Look for the word "Photobooth" in the entries below, then copy every line that has it.

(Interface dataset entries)
'''
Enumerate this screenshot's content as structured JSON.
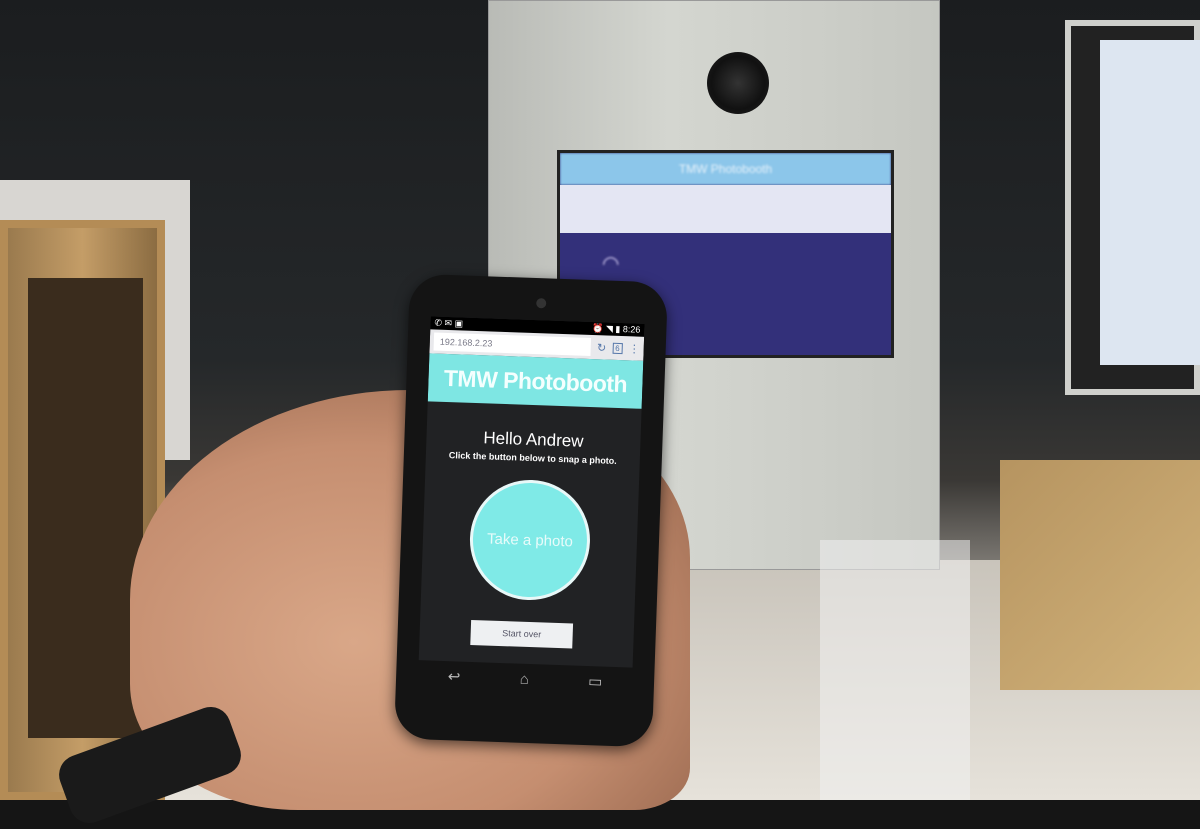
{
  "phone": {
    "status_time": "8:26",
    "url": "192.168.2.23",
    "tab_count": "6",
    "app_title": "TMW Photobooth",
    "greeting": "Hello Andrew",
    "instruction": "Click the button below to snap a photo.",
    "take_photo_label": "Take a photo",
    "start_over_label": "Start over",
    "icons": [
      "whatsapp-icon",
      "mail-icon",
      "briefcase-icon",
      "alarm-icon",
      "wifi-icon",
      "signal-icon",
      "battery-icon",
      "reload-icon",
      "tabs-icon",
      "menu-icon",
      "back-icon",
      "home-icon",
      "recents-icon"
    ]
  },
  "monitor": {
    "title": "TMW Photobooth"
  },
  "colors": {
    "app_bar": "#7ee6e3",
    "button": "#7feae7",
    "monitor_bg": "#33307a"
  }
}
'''
**RESULT**
    "app_title": "TMW Photobooth",
    "title": "TMW Photobooth"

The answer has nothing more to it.